After a chilly night camping at Holder Mine Campground we were back in the dirt on the Citrus Tract in the Withlacoochee State Forest. Temperatures were warming and the weather was near perfect.
We visited the ghost town of Kerr City in Marion County. The townsite was platted in 1884, but about 10 years later the inhabitants left the citrus-growing area after a devastating freeze destroyed much of the fruit and trees there. The main street, Beulah Avenue, provided a stage route from the St. Johns River to the city of Ocala. Today the town is privately owned and a number of the old buildings remain. The town once had a large hotel, general store, pharmacy, church, sawmill, numerous Victorian-style homes, and a post office.

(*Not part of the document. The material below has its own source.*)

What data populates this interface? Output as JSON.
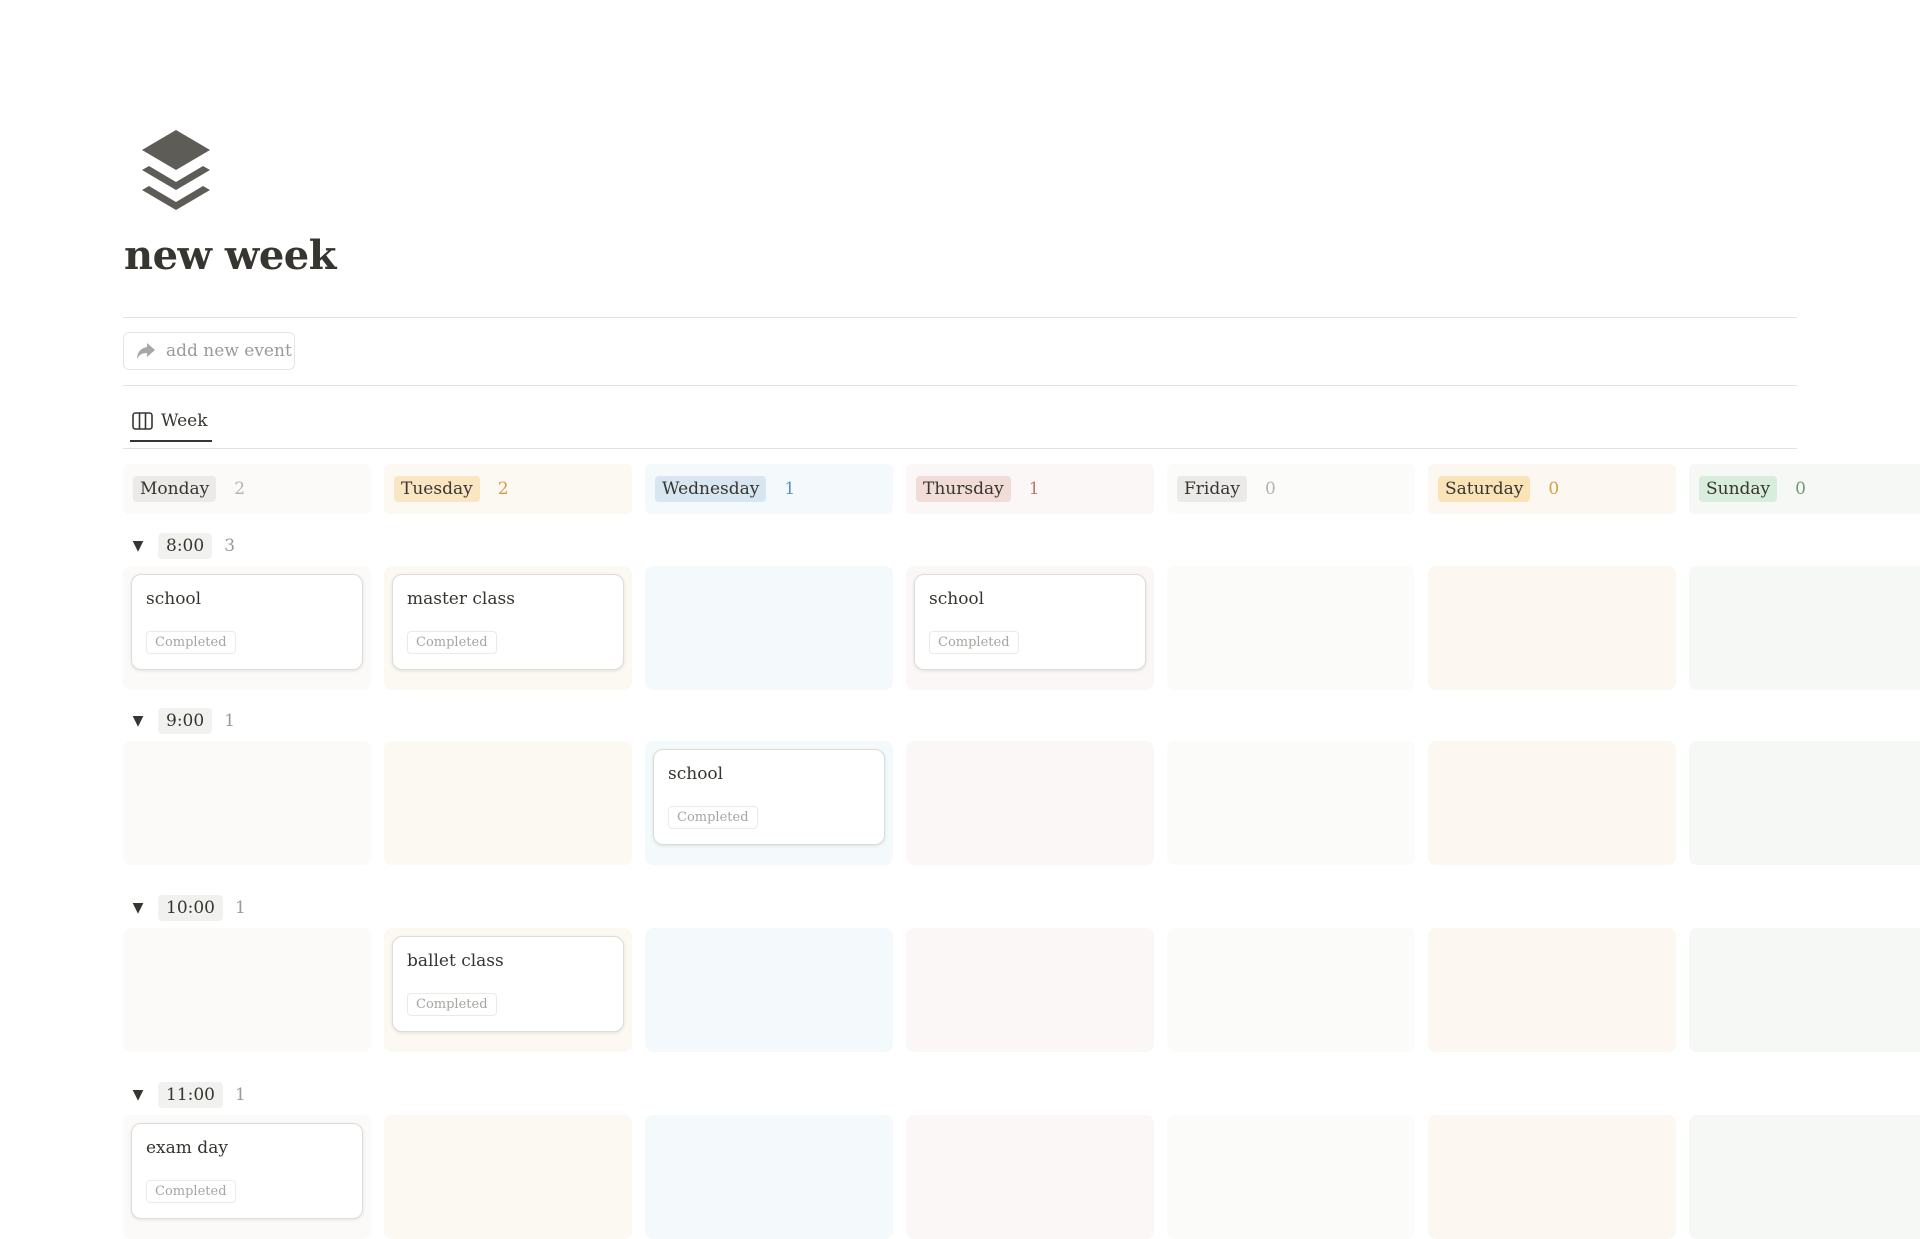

We continued to head west across the Florida Peninsula in Withlacoochee and stopped to explore several limestone caves a short hike into the forest. The caves had a number of access points, so we climbed and crawled our way into some underground rooms carved from rock.
The forest canopy provided a scenic backdrop and we found our way to the Croom Wildlife Management Area (WMA), where the hard-pack soil turned bright orange. We followed more dirt roads and off-road trails.

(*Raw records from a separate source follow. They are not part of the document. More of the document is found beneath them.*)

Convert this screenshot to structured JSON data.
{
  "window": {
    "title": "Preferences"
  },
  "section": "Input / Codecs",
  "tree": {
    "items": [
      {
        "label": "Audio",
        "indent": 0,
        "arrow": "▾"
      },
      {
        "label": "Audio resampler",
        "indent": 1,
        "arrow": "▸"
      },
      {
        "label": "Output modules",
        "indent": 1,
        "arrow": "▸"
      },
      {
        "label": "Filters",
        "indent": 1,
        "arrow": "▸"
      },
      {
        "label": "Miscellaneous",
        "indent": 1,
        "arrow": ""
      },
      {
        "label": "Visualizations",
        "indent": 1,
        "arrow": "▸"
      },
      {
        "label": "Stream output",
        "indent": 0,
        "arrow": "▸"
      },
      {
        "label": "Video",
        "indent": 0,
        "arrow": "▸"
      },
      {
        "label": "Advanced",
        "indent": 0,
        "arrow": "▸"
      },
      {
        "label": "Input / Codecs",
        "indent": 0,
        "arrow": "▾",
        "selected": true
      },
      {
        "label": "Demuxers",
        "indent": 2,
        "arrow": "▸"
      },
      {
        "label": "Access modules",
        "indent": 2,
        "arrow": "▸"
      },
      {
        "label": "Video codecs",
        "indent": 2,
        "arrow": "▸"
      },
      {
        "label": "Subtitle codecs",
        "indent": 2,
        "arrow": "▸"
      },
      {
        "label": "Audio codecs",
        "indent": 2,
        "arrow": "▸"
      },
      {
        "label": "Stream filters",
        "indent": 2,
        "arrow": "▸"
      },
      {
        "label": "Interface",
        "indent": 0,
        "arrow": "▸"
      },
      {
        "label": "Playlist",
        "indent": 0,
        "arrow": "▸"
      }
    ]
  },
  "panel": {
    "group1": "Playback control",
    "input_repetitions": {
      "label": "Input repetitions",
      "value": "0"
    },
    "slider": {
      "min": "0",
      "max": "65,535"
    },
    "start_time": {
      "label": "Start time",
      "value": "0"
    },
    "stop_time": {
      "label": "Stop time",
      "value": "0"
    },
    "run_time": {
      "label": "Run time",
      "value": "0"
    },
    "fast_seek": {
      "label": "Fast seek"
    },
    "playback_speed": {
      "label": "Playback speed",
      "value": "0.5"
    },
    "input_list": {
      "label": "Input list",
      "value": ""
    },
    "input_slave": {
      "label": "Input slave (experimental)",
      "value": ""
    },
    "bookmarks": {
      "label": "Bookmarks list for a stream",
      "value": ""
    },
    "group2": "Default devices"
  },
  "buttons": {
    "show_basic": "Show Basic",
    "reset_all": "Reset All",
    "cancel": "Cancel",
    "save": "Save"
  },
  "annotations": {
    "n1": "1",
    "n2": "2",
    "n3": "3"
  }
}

To this point, we hadn't encountered much in the way of mud on our trek, but that would soon change. We got into some of the mucky stuff and found deep ruts in the forest floor. Some of our rigs passed unassisted, while others found the need to pull winch cable or get tug assistance from one of the other drivers. We got everyone through and continued on to our final stretch of the trip. We crossed part of Richloam WMA where we found more water and soupy holes amongst pines, oaks, and cypress trees.

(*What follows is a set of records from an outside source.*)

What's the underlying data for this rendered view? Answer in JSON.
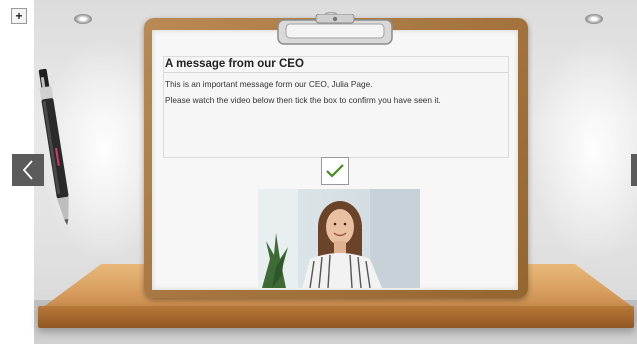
{
  "toolbar": {
    "zoom_label": "+"
  },
  "navigation": {
    "prev_icon": "chevron-left-icon",
    "next_icon": "chevron-right-icon"
  },
  "message": {
    "title": "A message from our CEO",
    "line1": "This is an important message form our CEO, Julia Page.",
    "line2": "Please watch the video below then tick the box to confirm you have seen it."
  },
  "checkbox": {
    "checked": true,
    "icon": "checkmark-icon",
    "color": "#4a8a1f"
  },
  "video": {
    "icon": "video-thumbnail"
  },
  "colors": {
    "nav_button": "#5b5b5b",
    "clipboard": "#a6753f",
    "shelf": "#d9a162"
  }
}
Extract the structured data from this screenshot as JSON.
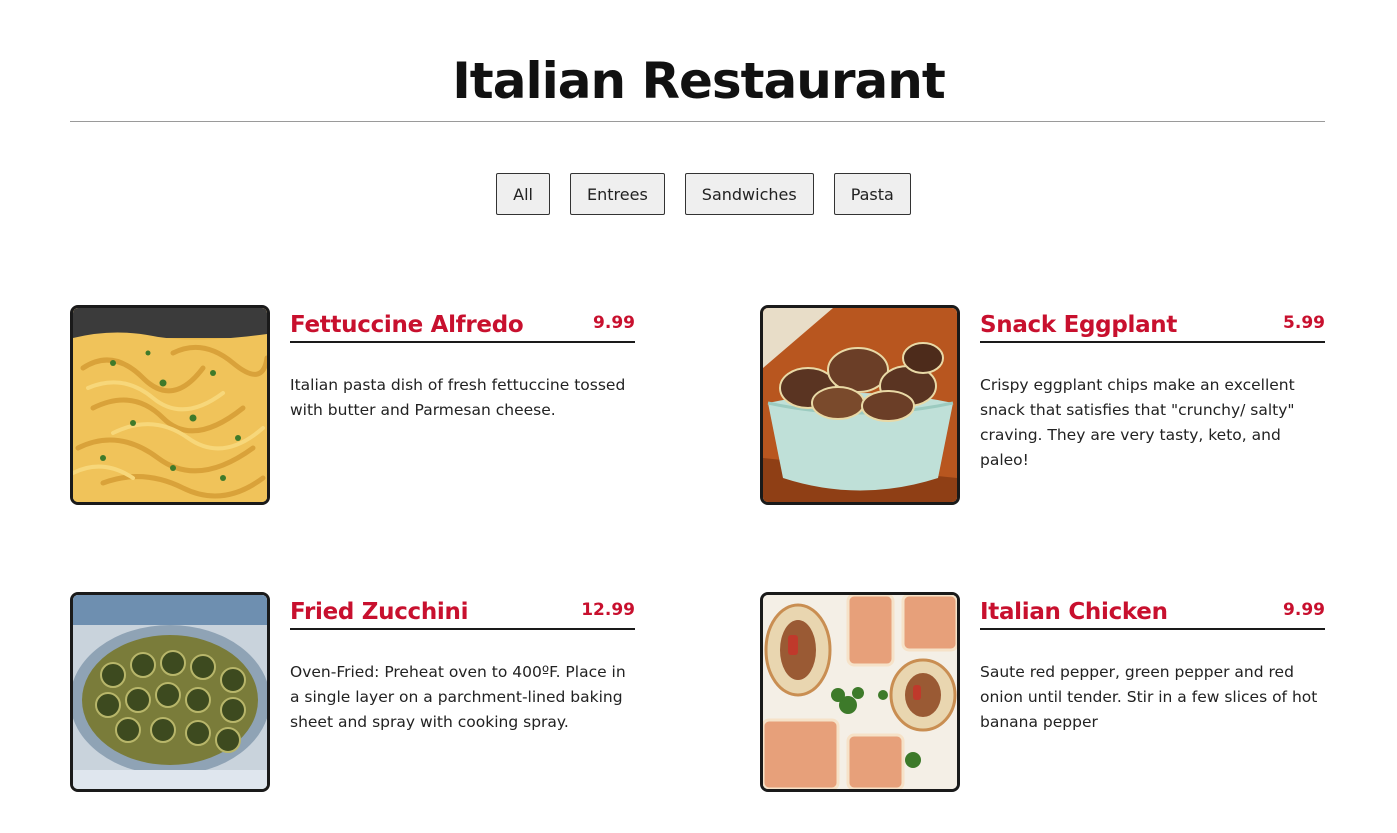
{
  "page": {
    "title": "Italian Restaurant"
  },
  "filters": [
    {
      "label": "All"
    },
    {
      "label": "Entrees"
    },
    {
      "label": "Sandwiches"
    },
    {
      "label": "Pasta"
    }
  ],
  "menu": [
    {
      "name": "Fettuccine Alfredo",
      "price": "9.99",
      "description": "Italian pasta dish of fresh fettuccine tossed with butter and Parmesan cheese.",
      "image": "fettuccine-alfredo-photo"
    },
    {
      "name": "Snack Eggplant",
      "price": "5.99",
      "description": "Crispy eggplant chips make an excellent snack that satisfies that \"crunchy/ salty\" craving. They are very tasty, keto, and paleo!",
      "image": "eggplant-chips-photo"
    },
    {
      "name": "Fried Zucchini",
      "price": "12.99",
      "description": "Oven-Fried: Preheat oven to 400ºF. Place in a single layer on a parchment-lined baking sheet and spray with cooking spray.",
      "image": "fried-zucchini-photo"
    },
    {
      "name": "Italian Chicken",
      "price": "9.99",
      "description": "Saute red pepper, green pepper and red onion until tender. Stir in a few slices of hot banana pepper",
      "image": "italian-chicken-sandwich-photo"
    }
  ],
  "colors": {
    "accent": "#c8102e",
    "text": "#111111",
    "button_bg": "#efefef"
  }
}
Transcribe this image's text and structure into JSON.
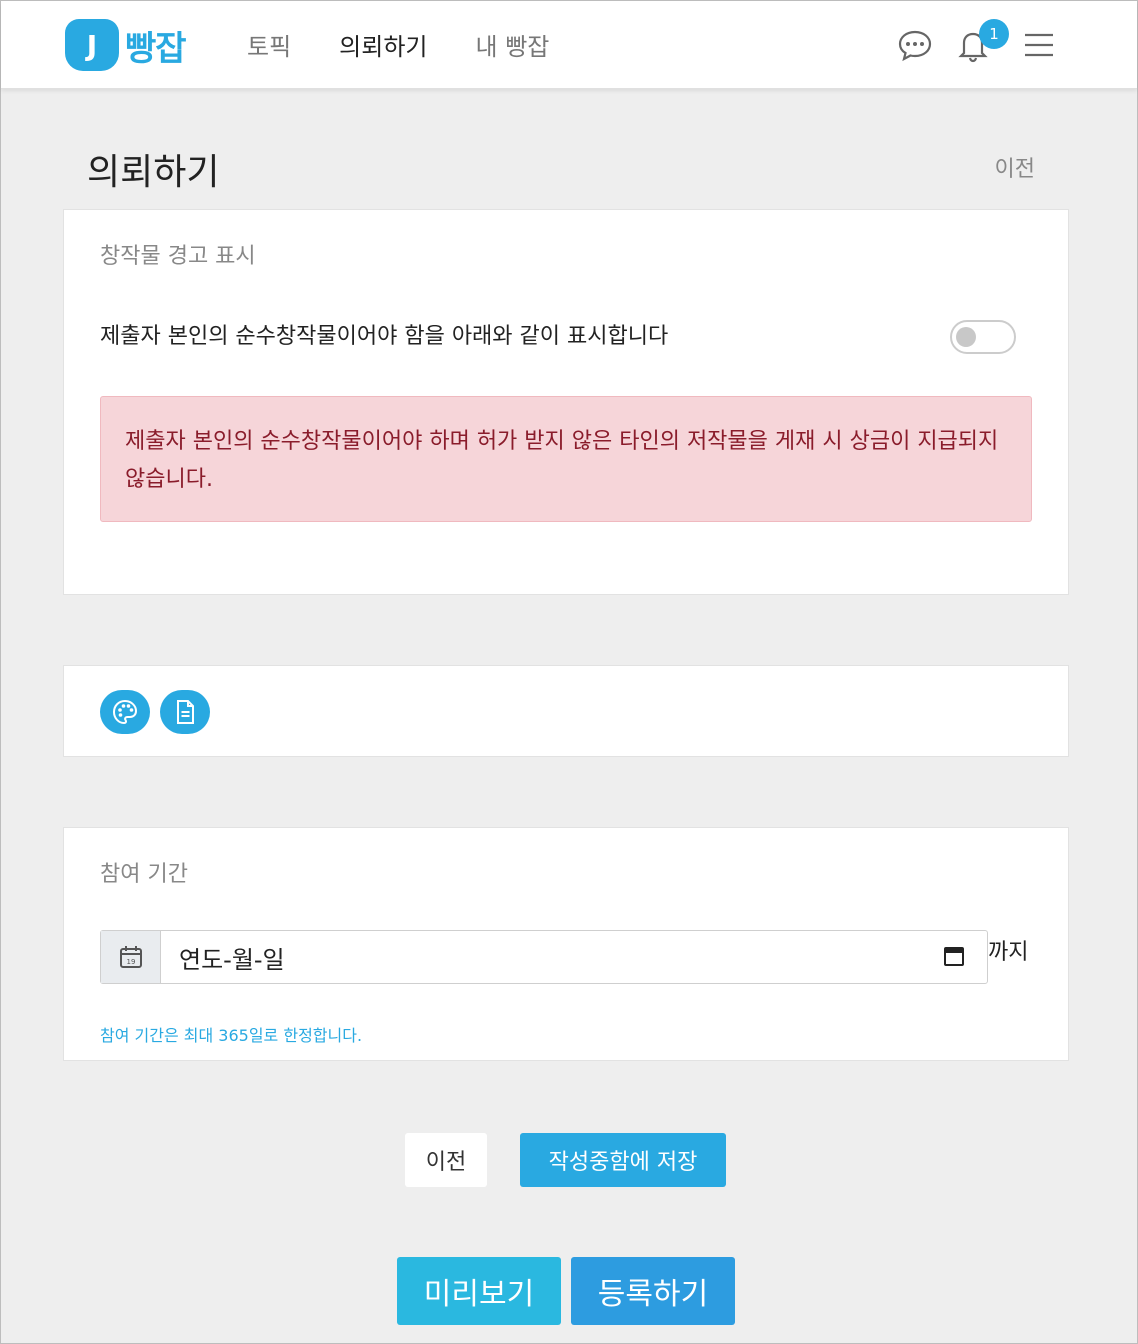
{
  "header": {
    "logo_mark": "J",
    "logo_text": "빵잡",
    "nav": [
      {
        "label": "토픽"
      },
      {
        "label": "의뢰하기"
      },
      {
        "label": "내 빵잡"
      }
    ],
    "notification_count": "1",
    "icons": [
      "chat-icon",
      "bell-icon",
      "menu-icon"
    ]
  },
  "page": {
    "title": "의뢰하기",
    "prev_link": "이전"
  },
  "warning_card": {
    "label": "창작물 경고 표시",
    "description": "제출자 본인의 순수창작물이어야 함을 아래와 같이 표시합니다",
    "toggle_on": false,
    "alert": "제출자 본인의 순수창작물이어야 하며 허가 받지 않은 타인의 저작물을 게재 시 상금이 지급되지 않습니다."
  },
  "tools_card": {
    "buttons": [
      "palette-icon",
      "document-icon"
    ]
  },
  "period_card": {
    "label": "참여 기간",
    "date_placeholder": "연도-월-일",
    "calendar_badge": "19",
    "until": "까지",
    "hint": "참여 기간은 최대 365일로 한정합니다."
  },
  "actions": {
    "prev": "이전",
    "save": "작성중함에 저장",
    "preview": "미리보기",
    "register": "등록하기"
  },
  "colors": {
    "accent": "#29a9e1",
    "alert_bg": "#f6d5d9",
    "alert_text": "#8a1c2b"
  }
}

Over the four-day expedition we ventured from the east side of Florida towards the west and then turned south some distance, covering nearly 340 miles in all. We'd 'wheeled dirt, sand, and mud. We'd traveled some interesting backroads and explored some historic sites. Crossing Florida was a great trip with a great group of 'wheelers.